Image by Heart Month. That means it’s still a good time to think about making dietary tweaks in the name of heart health. A less salty diet is one way to keep your ticker in tip-top shape, and you’ll have help. Many food manufacturers have already voluntarily decreased the salt (and therefore, the sodium) in their products. Combining your own sodium-reduction efforts with a less salty food supply may be the perfect heart-healthy valentine.
What’s our sodium situation?
Decreasing salt in the American diet has been on the national health policy “to do” list for decades. It’s true that there are individual variances in bodily responses to sodium. Even so, however, there is plentiful and strong scientific evidence linking higher sodium intake with higher blood pressure. And high blood pressure is a major risk factor for stroke and heart disease—two major causes of death.
How bad is it? The 2020-2025 Dietary Guidelines for Americans recommends 2,300 mg of sodium per day for people age 14 and older. And on average, Americans consume 3,400 mg of sodium daily—that’s a significant difference!
Which foods are the biggest sodium offenders?
According to the American Heart Association, salt added while cooking or eating isn’t the culprit. Over 70% of sodium intake in the US comes from processed, packaged, and prepared foods. And about 40% of that sodium comes from a small number of foods, including:
- deli meat sandwiches
- burritos and tacos
- savory snacks like chips and crackers
- prepared/processed chicken
- mixed pasta dishes
- egg dishes/omelets
Recognizing the importance of cutting the sodium in the food supply, some food companies began sodium reduction early. And to their credit, they did it on their own. In 2021, the US Food and Drug Administration (FDA) issued guidance for food manufacturers and established short-term sodium reduction goals. The intention was to help people more easily bring their sodium intake in line with health recommendations. The plan set specific sodium targets for 16 broad categories of foods and 163 sub-categories, covering the biggest sodium contributors. Following these guidelines could result in a 12% average decrease in daily sodium intake—from 3,400 mg to about 3,000 mg. The FDA continues to monitor progress using this approach.

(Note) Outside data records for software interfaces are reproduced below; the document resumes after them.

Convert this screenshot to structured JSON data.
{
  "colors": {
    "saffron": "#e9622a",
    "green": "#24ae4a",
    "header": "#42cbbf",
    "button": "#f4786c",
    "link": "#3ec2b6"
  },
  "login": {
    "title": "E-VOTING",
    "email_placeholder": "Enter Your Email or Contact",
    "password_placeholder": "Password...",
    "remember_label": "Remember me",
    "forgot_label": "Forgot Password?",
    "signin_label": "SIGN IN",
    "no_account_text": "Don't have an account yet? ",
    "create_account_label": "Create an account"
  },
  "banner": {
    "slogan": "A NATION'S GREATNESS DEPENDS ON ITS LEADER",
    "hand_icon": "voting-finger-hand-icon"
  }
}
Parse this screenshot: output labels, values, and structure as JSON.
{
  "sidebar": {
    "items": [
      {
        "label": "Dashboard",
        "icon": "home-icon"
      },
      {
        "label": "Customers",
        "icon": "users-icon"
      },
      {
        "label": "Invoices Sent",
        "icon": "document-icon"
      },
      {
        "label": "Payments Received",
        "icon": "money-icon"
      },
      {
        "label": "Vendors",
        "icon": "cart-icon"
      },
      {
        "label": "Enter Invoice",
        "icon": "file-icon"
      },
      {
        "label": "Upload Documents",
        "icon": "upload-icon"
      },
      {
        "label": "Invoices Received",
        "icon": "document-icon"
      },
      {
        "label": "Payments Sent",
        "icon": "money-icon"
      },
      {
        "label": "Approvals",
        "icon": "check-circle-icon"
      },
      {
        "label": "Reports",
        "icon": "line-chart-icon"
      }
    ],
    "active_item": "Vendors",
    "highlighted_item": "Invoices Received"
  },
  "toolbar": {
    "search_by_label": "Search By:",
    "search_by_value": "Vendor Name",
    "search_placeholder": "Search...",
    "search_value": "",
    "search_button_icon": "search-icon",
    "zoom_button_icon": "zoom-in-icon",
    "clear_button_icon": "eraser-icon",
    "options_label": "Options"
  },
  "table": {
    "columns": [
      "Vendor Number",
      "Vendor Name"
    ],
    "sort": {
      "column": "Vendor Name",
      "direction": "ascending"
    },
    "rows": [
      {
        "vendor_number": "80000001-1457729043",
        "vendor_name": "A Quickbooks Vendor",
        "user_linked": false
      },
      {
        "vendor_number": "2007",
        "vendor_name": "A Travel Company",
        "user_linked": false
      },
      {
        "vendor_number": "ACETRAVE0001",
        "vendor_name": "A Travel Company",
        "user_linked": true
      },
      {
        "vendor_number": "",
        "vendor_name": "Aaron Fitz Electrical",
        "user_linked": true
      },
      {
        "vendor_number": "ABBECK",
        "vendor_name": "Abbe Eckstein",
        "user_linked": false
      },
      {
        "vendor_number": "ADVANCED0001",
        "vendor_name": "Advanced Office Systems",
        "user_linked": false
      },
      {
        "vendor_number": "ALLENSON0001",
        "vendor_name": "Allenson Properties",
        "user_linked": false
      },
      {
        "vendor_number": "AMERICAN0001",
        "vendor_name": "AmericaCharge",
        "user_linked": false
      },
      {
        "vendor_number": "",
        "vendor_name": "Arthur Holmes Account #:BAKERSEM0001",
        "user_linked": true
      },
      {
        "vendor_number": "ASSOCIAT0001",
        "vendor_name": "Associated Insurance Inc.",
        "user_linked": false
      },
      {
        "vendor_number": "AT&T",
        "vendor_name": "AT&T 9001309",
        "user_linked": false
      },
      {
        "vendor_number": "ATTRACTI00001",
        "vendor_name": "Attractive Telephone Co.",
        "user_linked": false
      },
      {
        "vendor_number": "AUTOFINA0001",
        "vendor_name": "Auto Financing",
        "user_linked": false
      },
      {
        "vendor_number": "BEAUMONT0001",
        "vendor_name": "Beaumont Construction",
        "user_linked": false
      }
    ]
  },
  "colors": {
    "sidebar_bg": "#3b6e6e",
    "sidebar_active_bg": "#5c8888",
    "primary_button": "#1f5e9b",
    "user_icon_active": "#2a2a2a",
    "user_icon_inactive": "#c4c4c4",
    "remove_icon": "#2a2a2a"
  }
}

Steps you can take to slash sodium in your diet
There’s a lot you can do to reduce your sodium intake, and change doesn’t have to be time-consuming or difficult. Here are our top tips:
- Eat more fresh and minimally processed foods, and cut back on packaged foods.
- Be a sodium sleuth when shopping. Read Nutrition Facts labels so you know exactly how much sodium is in your most frequently consumed foods. Don’t forget to check the serving size, too. You might be eating more than one serving without realizing it, which increases your sodium intake.
- Cut back on take-out food and eating at restaurants. Although the FDA sodium targets apply to restaurant as well as packaged foods, it’s still a voluntary program. As a rule, restaurant food and other prepared foods tend to be higher in sodium than food made at home. Also, nutrient information is often not available for restaurant and take-out items, making it hard to make smart choices.
- Follow the Guiding Stars on shelf tags, store brand food packages, and store signage. Sodium content is one of the factors taken into account in the Guiding Stars algorithm. Whenever possible, opt for products that have Guiding Stars versus those that don’t. And keep in mind what the Guiding Stars represent. Guiding Stars mean the product has more health-related nutrients, and less of those (like sodium) that health authorities recommend limiting.